Overall it was a great first winter with the CompuTrainer. Now that the weather is clearing up outside, I’ve been out for a bunch of rides, and right away I noticed the improvements I had made in efficiency, cadence, power output and general aerobic fitness. I’ve found myself riding higher average speeds, and climbing especially has become easier. I used to dread going uphill on my bike, and now I can power up inclines riding higher cadence and not worrying about killing my muscles by pounding on my pedals.

These improvements came from a pretty simple program of constant power output riding only a couple of days a week on the CompuTrainer. I can’t imagine the improvements I’ll make next year when I’m no longer rowing and can put more energy into riding. I imagine I’ll also explore more of the features including the course creator, the coaching software, and more of the interval training programs. There are a thousand ways the CompuTrainer can kick your butt; I’ve just scratched the surface as far as using all of the features goes.

The Best Things In Life
Overall it’s been a great experience, and I’m not just saying that because it was free.
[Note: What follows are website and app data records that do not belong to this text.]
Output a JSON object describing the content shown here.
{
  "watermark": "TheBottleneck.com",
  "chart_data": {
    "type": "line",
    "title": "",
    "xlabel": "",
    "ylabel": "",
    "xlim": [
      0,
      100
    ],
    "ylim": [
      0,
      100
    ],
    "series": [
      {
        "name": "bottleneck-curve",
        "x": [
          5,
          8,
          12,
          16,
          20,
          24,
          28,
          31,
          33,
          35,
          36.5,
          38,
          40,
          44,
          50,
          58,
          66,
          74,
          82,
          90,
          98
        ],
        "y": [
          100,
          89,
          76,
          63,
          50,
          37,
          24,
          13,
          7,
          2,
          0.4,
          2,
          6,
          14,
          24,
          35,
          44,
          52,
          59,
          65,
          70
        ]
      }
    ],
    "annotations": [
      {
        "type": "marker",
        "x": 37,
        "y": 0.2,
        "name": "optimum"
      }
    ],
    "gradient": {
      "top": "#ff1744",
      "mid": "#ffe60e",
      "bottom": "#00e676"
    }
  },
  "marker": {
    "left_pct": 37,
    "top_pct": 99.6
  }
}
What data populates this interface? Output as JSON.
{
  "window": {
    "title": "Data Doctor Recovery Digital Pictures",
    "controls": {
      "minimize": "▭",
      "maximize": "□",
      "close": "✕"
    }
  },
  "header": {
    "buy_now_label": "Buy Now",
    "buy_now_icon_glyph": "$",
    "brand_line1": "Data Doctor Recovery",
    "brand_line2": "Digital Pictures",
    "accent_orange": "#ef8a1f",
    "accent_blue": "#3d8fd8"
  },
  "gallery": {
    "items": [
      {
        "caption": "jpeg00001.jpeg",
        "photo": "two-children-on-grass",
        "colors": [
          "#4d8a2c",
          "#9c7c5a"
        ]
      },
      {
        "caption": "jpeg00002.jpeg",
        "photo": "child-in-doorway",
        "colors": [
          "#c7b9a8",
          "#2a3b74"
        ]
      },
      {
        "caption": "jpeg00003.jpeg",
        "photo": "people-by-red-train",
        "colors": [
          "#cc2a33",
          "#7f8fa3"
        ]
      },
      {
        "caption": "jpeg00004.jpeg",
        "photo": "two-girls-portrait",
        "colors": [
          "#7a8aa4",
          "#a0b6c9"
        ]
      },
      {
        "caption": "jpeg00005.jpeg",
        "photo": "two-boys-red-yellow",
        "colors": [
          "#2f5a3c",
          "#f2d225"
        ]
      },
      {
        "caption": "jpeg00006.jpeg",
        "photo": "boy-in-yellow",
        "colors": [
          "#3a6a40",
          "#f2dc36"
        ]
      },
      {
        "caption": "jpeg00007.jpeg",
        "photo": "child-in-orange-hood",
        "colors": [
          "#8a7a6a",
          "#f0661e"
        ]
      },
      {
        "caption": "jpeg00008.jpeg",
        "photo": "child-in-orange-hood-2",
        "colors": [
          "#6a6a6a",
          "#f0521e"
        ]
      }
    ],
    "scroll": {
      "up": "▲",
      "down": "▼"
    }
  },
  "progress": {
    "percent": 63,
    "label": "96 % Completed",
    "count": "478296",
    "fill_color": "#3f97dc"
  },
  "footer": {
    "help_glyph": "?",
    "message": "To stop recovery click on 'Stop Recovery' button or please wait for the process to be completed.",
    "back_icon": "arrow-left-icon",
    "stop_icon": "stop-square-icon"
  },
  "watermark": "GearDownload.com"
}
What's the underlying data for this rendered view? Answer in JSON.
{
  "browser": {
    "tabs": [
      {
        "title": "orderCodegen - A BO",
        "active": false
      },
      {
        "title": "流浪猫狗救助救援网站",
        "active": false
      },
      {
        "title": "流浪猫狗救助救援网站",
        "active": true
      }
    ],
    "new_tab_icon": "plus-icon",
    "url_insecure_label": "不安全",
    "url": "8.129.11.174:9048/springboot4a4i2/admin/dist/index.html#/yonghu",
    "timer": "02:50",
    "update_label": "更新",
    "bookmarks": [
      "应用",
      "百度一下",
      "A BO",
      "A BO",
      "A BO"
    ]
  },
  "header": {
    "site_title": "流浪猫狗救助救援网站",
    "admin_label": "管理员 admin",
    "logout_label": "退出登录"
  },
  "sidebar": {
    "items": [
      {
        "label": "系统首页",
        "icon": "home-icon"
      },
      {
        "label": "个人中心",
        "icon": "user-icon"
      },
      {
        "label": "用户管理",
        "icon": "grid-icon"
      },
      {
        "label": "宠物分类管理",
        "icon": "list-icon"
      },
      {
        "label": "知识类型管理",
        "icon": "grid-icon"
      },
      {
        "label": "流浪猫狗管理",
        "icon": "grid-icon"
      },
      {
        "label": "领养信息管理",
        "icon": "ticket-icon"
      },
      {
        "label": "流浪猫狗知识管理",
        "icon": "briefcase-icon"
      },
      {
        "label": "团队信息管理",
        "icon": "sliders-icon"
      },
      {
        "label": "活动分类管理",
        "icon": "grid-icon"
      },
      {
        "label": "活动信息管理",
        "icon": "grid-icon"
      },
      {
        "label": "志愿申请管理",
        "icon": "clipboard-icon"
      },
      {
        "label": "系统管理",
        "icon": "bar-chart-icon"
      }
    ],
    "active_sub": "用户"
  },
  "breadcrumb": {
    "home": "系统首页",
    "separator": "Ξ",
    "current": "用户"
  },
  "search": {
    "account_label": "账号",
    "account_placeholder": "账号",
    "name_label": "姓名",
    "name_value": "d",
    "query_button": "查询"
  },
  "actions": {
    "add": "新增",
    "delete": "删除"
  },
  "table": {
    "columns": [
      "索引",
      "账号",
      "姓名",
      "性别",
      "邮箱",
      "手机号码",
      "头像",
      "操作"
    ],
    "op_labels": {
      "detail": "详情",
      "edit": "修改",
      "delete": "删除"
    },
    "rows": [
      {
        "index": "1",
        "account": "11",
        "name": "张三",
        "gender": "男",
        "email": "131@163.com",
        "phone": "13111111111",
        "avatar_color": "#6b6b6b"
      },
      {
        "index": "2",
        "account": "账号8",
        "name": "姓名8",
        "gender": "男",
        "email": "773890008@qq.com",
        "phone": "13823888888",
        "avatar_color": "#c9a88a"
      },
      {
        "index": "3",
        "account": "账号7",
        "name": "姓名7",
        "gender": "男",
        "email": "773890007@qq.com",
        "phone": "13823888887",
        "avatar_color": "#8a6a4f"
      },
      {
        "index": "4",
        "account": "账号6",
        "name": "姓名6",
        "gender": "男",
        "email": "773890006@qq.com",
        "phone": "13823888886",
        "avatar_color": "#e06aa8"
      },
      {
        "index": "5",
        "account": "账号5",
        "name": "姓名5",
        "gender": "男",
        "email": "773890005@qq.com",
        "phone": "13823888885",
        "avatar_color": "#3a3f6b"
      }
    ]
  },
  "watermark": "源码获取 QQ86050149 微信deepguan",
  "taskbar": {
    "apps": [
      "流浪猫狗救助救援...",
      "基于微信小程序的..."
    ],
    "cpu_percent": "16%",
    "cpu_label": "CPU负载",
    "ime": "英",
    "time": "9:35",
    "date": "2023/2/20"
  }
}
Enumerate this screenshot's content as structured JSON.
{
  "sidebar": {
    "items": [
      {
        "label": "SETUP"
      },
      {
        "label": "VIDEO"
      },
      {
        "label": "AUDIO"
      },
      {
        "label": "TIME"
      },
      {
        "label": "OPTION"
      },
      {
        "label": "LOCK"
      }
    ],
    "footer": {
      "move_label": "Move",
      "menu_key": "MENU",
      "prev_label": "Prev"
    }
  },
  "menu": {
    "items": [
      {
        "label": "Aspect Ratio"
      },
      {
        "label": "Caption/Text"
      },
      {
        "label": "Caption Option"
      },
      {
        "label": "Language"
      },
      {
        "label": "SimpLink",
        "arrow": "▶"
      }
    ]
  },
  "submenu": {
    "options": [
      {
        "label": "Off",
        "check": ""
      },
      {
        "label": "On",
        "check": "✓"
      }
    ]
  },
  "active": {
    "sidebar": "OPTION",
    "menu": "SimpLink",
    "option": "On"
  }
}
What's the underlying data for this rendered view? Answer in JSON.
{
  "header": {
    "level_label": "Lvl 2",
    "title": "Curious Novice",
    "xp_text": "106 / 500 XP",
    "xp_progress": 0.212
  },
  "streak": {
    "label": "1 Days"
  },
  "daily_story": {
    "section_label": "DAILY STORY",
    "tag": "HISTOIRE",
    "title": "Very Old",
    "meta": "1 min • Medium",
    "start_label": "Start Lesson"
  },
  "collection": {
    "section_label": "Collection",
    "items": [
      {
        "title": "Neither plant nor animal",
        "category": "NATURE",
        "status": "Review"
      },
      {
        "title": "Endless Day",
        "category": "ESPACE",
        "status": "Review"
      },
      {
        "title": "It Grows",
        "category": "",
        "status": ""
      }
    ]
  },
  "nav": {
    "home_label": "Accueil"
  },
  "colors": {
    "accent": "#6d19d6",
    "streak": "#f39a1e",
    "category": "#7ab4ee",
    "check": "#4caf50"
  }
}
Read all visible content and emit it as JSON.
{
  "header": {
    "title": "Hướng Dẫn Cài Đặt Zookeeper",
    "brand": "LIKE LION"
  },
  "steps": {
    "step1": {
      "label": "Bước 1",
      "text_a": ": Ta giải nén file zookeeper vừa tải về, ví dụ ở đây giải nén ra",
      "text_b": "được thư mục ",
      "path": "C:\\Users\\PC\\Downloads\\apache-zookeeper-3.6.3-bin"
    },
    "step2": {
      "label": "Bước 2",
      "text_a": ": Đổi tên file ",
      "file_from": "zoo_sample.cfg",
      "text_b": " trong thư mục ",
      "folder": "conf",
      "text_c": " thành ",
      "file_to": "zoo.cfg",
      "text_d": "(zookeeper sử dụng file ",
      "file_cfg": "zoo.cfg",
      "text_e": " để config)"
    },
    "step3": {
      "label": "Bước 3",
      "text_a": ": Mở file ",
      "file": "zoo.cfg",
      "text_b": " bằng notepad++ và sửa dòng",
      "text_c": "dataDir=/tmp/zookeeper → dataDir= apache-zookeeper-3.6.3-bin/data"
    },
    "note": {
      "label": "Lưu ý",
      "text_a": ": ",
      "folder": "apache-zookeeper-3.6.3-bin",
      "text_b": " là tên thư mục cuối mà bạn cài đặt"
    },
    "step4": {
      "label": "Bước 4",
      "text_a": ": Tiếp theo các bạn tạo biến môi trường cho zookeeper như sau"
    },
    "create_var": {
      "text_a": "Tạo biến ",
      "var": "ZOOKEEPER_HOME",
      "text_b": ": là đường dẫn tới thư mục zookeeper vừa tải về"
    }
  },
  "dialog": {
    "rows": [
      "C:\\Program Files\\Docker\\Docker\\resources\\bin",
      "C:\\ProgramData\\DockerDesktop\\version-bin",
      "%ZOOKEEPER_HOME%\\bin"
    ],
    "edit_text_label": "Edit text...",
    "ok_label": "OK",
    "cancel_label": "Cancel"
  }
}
At a retail price of around $1400.00, I wouldn’t have spent the money on it before, but now that I’ve ridden on it for a few months, I can see the obvious improvements in my riding and fitness. Although it might not look as cool, it’s cheaper than a set of bling bling aerodynamic wheels or a sweet new frame, and by my estimation it will definitely improve my times and speed more than either of those purchases will. It’s changed me from a “please, no hills” kind of person into a much more serious and able rider. It’s also a ton if fun. With the on screen animations, custom courses, coaching software, and other things, I don’t look at riding the trainer as punishment when the weather is bad. It’s not the same as riding outside on a beautiful day, but it’s just as entertaining in its own way.

Hopefully in the coming year, I’m going to take a crack at racing and maybe even a triathlon. We’ll see how far the ComputTrainer can take me. Also, as soon as I start my summer job and have enough money I’m going to order my PEZ jersey and hat so I can represent for the web site that hooked me up with this cool stuff. Thanks again for the awesome contest and keep up the great work on the web site. It’s really turning into a world class news and information site while still being cool and not bowing to the common formula of all of the other cycling sites.

Thanks Again,
Rob Markt

P.S. The photography credits go to my illustrious roommate and friend Ben Provan, who at 6’6″ is the best person I’ve ever met to have riding in front of you in a killer headwind.

Read the PEZ-review of the CompuTrainer here.

Get more Info at the RacerMate website.

Like PEZ? Why not subscribe to our weekly newsletter to receive updates and reminders on what's cool in road cycling?

Comments are closed.